Rights & Responsibilities:

Essential Medicines and therapy should be provided to Persons with Disabilities (PWDs) without interruption during the pandemic. PWDs should not be neglected due to more focus on COVID-19. Those in need of healthcare due to COVID 19 should not be deprioritized on grounds of disability. The right to life and right to health should be upheld during the pandemic.

There should be rapid awareness raising and training on disability rights for personnel involved in COVID-19 response which includes risks associated with respiratory complications for certain types of disabilities. Caregivers and personal assistants should also be trained on how to protect themselves and persons with disabilities against COVID-19 and provided with protective gears.

Dignity:

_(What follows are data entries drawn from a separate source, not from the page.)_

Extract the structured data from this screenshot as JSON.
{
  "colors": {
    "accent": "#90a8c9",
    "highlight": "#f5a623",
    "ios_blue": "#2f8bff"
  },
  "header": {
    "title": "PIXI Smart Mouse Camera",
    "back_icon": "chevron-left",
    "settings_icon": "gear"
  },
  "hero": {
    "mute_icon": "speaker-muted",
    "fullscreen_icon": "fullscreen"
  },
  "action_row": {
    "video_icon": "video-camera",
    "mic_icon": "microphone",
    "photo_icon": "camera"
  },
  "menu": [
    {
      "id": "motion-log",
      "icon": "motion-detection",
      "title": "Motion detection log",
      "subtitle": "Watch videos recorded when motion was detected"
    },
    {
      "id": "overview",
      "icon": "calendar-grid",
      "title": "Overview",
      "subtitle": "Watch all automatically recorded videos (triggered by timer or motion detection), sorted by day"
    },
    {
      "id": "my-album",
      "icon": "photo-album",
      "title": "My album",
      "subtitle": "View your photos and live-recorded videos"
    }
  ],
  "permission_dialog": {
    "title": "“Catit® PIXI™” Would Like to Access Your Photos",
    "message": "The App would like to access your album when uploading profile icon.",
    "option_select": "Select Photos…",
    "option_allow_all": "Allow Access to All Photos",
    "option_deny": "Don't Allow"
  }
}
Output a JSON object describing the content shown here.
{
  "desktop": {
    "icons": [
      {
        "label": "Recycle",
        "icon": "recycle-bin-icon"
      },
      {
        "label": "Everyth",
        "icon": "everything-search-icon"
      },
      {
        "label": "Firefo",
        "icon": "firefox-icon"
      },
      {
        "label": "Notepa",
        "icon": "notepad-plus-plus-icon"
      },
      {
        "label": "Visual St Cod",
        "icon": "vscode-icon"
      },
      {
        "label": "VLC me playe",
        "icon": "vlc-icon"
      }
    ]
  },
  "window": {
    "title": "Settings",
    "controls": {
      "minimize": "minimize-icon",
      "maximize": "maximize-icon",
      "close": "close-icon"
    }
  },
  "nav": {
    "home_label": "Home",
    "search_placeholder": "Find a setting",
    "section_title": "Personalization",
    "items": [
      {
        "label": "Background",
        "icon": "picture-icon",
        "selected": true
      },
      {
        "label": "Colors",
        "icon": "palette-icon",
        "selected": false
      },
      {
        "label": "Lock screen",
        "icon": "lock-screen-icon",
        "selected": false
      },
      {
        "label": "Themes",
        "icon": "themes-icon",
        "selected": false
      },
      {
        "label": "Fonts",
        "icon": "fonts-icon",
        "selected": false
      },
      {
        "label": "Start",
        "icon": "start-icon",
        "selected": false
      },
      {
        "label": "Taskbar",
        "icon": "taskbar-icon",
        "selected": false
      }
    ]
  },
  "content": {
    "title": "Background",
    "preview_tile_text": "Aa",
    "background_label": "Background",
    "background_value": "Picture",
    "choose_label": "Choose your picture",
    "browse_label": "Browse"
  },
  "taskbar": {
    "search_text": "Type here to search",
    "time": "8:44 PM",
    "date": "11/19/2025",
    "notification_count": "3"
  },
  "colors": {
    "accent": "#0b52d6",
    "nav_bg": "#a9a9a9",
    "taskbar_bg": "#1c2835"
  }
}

Additional protective measures should must be taken for people with certain types of disabilities: Such include Disinfection of entrance doors reserved for persons with disabilities, handrails of ramps or staircases, accessibility knobs for doors reserved for people with reduced mobility, ensuring community support to people with psycho social disabilities and introducing proactive testing and more strict preventive measures to groups of persons with disabilities who are more susceptible to infection due to respiratory or health complications caused by the impairment.

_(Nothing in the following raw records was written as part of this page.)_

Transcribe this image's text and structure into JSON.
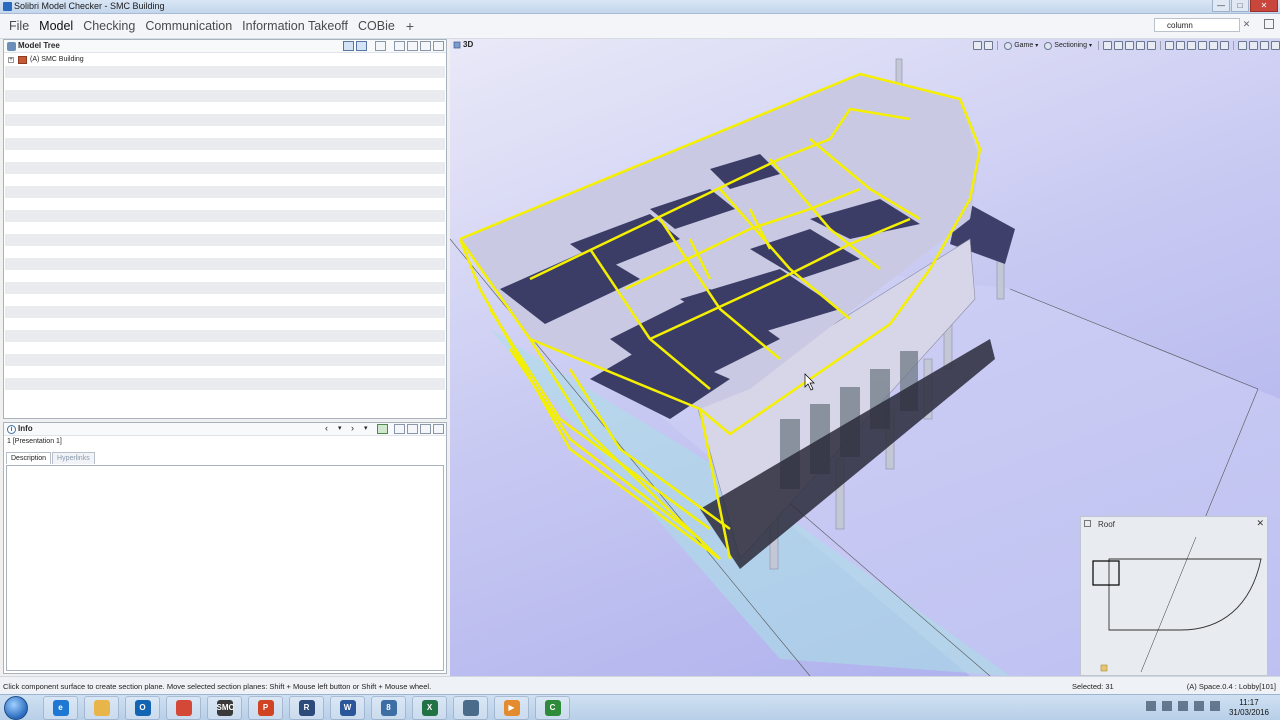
{
  "window": {
    "title": "Solibri Model Checker - SMC Building",
    "minimize": "—",
    "maximize": "□",
    "close": "✕"
  },
  "menu": {
    "items": [
      "File",
      "Model",
      "Checking",
      "Communication",
      "Information Takeoff",
      "COBie"
    ],
    "active_index": 1,
    "add": "+"
  },
  "search": {
    "value": "column",
    "clear": "✕"
  },
  "model_tree": {
    "title": "Model Tree",
    "root_expander": "+",
    "root_label": "(A) SMC Building"
  },
  "info": {
    "title": "Info",
    "subtitle": "1 [Presentation 1]",
    "tabs": [
      "Description",
      "Hyperlinks"
    ],
    "active_tab": 0
  },
  "viewport": {
    "title": "3D",
    "navigation_mode": "Game",
    "sectioning_label": "Sectioning",
    "highlight_color": "#f4f000",
    "background_color": "#b9bbf0"
  },
  "minimap": {
    "title": "Roof",
    "close": "✕"
  },
  "status": {
    "hint": "Click component surface to create section plane. Move selected section planes: Shift + Mouse left button or Shift + Mouse wheel.",
    "selected": "Selected: 31",
    "space": "(A) Space.0.4 : Lobby[101]"
  },
  "taskbar": {
    "apps": [
      {
        "name": "internet-explorer",
        "color": "#1e77d3",
        "glyph": "e"
      },
      {
        "name": "file-explorer",
        "color": "#e7b54a",
        "glyph": ""
      },
      {
        "name": "outlook",
        "color": "#1464b4",
        "glyph": "O"
      },
      {
        "name": "chrome",
        "color": "#d34836",
        "glyph": ""
      },
      {
        "name": "smc",
        "color": "#3a3a3a",
        "glyph": "SMC"
      },
      {
        "name": "powerpoint",
        "color": "#d04423",
        "glyph": "P"
      },
      {
        "name": "revit",
        "color": "#2c4a7a",
        "glyph": "R"
      },
      {
        "name": "word",
        "color": "#2b579a",
        "glyph": "W"
      },
      {
        "name": "app-8",
        "color": "#3d6fa5",
        "glyph": "8"
      },
      {
        "name": "excel",
        "color": "#217346",
        "glyph": "X"
      },
      {
        "name": "app-tools",
        "color": "#4b6b8a",
        "glyph": ""
      },
      {
        "name": "media-player",
        "color": "#e38b2e",
        "glyph": "▶"
      },
      {
        "name": "solibri-app",
        "color": "#2e8b3a",
        "glyph": "C"
      }
    ],
    "time": "11:17",
    "date": "31/03/2016"
  }
}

Persons with Disabilities in quarantine facilities should be provided with support services, personal assistance, communication and physical accessibility. Their assistants should be provided with personal protective equipment and ensure proactive testing to prevent further spread of the virus.

[1] World Health Organization (2019)

[2] World Report on Disability (2011). World Health Organizationnovel coronavirus

[3] World Urbanization Prospects (2014). United Nations Department of Economic and Social Affairs

[4] WHO advise to public on containing COVID-19 https://www.who.int/emergencies/diseases/novel-coronavirus-2019/advice-for-public

[5] 2015/16 Kenya Integrated Household Budget Survey(KIHBS), KNBS (2017)

[6] Police Brutality to an Intellectually disabled person – https://citizentv.co.ke/news/mentally-ill-man-35reportedly-beaten-to-death-by-police-enforcing-curfew-in-kakamega-328761/

Mildred Omino is a Kenyan Gender and Disability Rights Activist.

Further reading